-------- SOURCE MATERIAL --------

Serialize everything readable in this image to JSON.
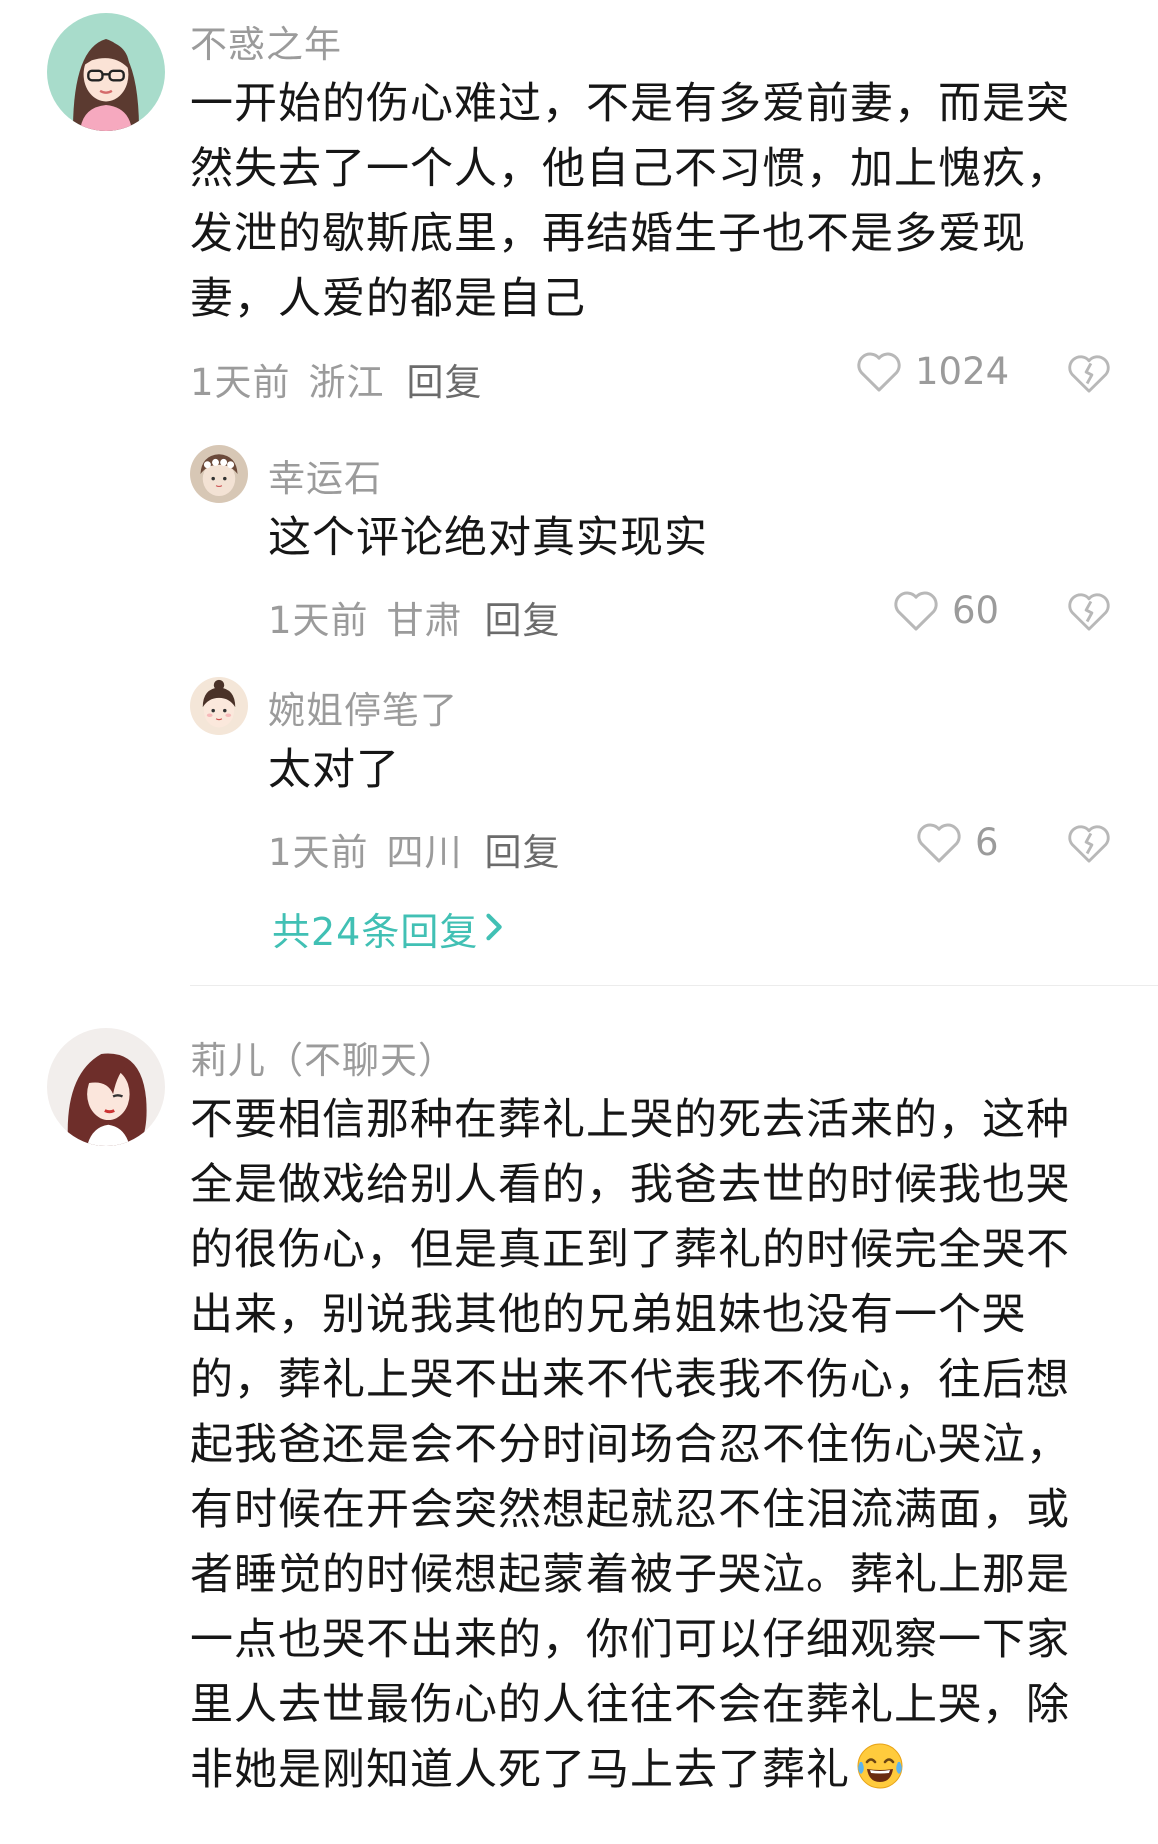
{
  "comments": [
    {
      "username": "不惑之年",
      "text_lines": [
        "一开始的伤心难过，不是有多爱前妻，而是突",
        "然失去了一个人，他自己不习惯，加上愧疚，",
        "发泄的歇斯底里，再结婚生子也不是多爱现",
        "妻，人爱的都是自己"
      ],
      "time": "1天前",
      "location": "浙江",
      "reply_label": "回复",
      "likes": "1024",
      "replies": [
        {
          "username": "幸运石",
          "text": "这个评论绝对真实现实",
          "time": "1天前",
          "location": "甘肃",
          "reply_label": "回复",
          "likes": "60"
        },
        {
          "username": "婉姐停笔了",
          "text": "太对了",
          "time": "1天前",
          "location": "四川",
          "reply_label": "回复",
          "likes": "6"
        }
      ],
      "more_replies_label": "共24条回复"
    },
    {
      "username": "莉儿（不聊天）",
      "text_lines": [
        "不要相信那种在葬礼上哭的死去活来的，这种",
        "全是做戏给别人看的，我爸去世的时候我也哭",
        "的很伤心，但是真正到了葬礼的时候完全哭不",
        "出来，别说我其他的兄弟姐妹也没有一个哭",
        "的，葬礼上哭不出来不代表我不伤心，往后想",
        "起我爸还是会不分时间场合忍不住伤心哭泣，",
        "有时候在开会突然想起就忍不住泪流满面，或",
        "者睡觉的时候想起蒙着被子哭泣。葬礼上那是",
        "一点也哭不出来的，你们可以仔细观察一下家",
        "里人去世最伤心的人往往不会在葬礼上哭，除",
        "非她是刚知道人死了马上去了葬礼"
      ],
      "trailing_emoji": "tears-of-joy-emoji"
    }
  ],
  "icons": {
    "like": "heart-outline-icon",
    "dislike": "broken-heart-icon",
    "more_replies": "chevron-right-icon"
  },
  "colors": {
    "accent": "#41c0b4",
    "secondary_text": "#9b9b9b",
    "primary_text": "#161616"
  }
}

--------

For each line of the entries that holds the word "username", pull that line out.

      "username": "不惑之年",
          "username": "幸运石",
          "username": "婉姐停笔了",
      "username": "莉儿（不聊天）",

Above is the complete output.